*Stored data*:
= = = = = = =

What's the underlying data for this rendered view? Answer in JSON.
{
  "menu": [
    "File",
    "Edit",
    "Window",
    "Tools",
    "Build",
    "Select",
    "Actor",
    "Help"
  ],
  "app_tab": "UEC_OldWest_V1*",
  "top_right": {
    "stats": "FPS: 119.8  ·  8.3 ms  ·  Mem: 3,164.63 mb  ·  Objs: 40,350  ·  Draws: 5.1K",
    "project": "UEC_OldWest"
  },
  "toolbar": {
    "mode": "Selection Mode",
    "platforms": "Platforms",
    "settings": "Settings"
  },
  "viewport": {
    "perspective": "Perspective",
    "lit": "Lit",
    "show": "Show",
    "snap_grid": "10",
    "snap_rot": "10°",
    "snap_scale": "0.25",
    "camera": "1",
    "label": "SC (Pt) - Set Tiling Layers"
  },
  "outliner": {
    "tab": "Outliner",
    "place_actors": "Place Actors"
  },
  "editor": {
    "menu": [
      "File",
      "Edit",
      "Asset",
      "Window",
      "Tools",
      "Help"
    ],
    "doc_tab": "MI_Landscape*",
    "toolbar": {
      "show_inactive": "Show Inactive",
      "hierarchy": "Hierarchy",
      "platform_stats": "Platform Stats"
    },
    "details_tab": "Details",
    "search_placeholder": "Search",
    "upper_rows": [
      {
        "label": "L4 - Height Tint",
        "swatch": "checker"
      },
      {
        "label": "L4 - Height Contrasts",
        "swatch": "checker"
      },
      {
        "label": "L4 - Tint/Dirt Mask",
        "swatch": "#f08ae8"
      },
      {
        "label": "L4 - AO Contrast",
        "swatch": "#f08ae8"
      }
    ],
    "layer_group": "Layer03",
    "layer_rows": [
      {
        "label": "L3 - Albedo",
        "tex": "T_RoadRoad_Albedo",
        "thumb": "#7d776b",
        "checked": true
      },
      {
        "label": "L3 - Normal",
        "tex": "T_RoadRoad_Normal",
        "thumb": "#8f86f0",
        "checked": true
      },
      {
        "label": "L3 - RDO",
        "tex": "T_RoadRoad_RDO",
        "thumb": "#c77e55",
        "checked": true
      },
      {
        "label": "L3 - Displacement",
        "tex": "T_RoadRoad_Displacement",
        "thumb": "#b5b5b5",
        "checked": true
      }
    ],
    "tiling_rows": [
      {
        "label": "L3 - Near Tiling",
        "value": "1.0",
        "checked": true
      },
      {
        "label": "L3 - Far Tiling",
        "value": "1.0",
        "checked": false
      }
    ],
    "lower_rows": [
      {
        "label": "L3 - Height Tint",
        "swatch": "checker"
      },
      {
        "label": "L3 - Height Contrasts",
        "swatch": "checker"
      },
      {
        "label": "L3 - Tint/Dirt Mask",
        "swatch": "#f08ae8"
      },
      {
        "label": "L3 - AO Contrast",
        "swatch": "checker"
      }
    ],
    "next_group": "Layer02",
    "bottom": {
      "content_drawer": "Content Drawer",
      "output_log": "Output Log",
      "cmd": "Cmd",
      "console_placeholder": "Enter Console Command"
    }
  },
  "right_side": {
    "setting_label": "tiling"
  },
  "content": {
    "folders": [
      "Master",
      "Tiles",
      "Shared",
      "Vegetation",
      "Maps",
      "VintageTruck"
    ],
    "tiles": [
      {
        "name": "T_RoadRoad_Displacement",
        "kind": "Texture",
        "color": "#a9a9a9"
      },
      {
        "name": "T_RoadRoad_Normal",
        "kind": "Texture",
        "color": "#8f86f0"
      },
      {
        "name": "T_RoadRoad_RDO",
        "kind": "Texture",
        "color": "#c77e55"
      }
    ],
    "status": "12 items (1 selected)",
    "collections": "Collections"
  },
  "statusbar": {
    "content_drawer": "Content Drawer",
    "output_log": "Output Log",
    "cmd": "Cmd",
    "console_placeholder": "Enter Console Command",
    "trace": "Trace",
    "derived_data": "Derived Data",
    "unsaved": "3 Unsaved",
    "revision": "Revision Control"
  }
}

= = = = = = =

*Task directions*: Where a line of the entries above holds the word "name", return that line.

*Response to the task*:
        "name": "T_RoadRoad_Displacement",
        "name": "T_RoadRoad_Normal",
        "name": "T_RoadRoad_RDO",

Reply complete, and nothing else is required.